- General Conference Committee Minutes 1952.
- Campbell 2011.
- Our Firm Foundation 1953.
- Audio Recording 1952.
- Campbell, Michael W. (2011). "Adventist Theology Comes of Age". Adventist Review. Washington, D.C.: General Conference of Seventh-day Adventists: 24, 25. Archived from the original (PDF) on June 22, 2011. Retrieved December 2, 2022.
- "Audio Recordings of the 1952 Bible Conference". 1952. Archived from the original on September 28, 2011. Retrieved September 18, 2011.
- Branson, W. H. (July 1952). "The Bible Conference" (PDF). The Ministry. Washington, D.C.: Ministerial Association of Seventh-day Adventists. XXV (7): 4, 5. Archived from the original (PDF) on March 2, 2012. Retrieved September 16, 2011.
- Cottrell, Raymond F. (Summer 1978). "The Bible Research Fellowship: A pioneering Seventh-day Adventist organization in retrospect". Adventist Heritage. Loma Linda, CA: Loma Linda University Library. 5 (1): 41–54. ISSN 0360-389X. Archived from the original on March 2, 2012. Retrieved September 17, 2011.
Raymond Cottrell attended all the meetings of the original Fellowship as well as all the meetings of the Biblical Research Committee dating from 1943 to 1975.
- Cottrell, Raymond F. (August 1985). "The untold story of the Bible Commentary" (PDF). Spectrum. Takoma Park, MD: Association of Adventist Forums. 16 (3): 35–51. Archived from the original (PDF) on July 28, 2011. Retrieved September 16, 2011.
- Nichol, Francis D. (August 28, 1952). "The Bible Conference" (PDF). Review and Herald.
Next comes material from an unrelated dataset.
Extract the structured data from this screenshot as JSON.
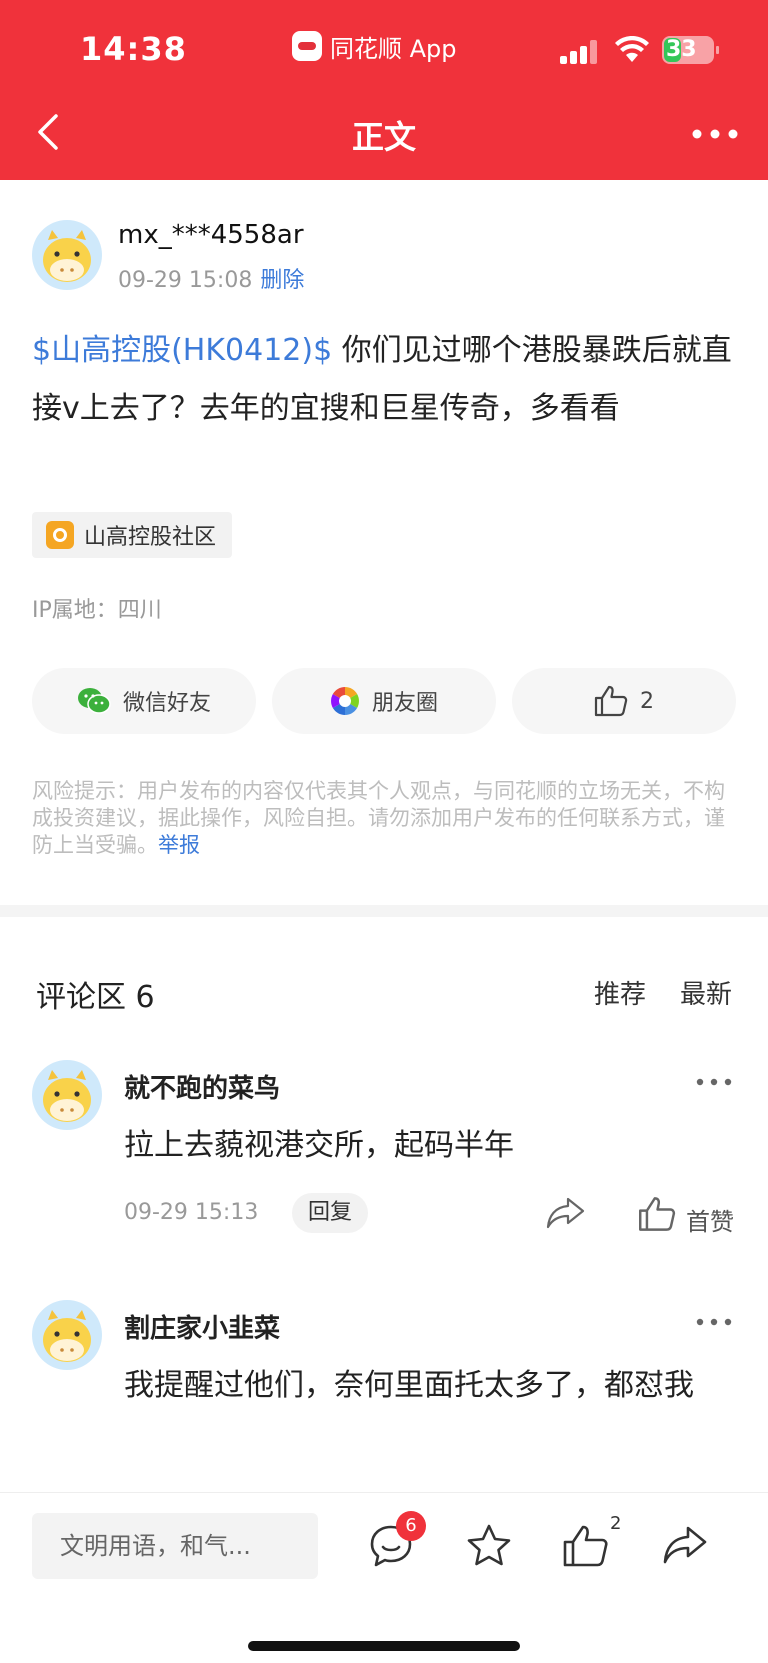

Washington, D.C.: Review and Herald Publishing Association. 129 (35): 1, 13, 14. Archived from the original (PDF) on March 2, 2012. Retrieved September 16, 2011.
- "Our Firm Foundation" (DjVu). Review and Herald. 1953. Archived from the original on May 3, 2008. Retrieved April 15, 2008.
- "Two hundred fourth Meeting of the General Conference Committee: Biblical exegesis and research". General Conference Committee Minutes: 925, 926. September 24, 1952. Archived from the original on March 2, 2012. Retrieved September 16, 2011.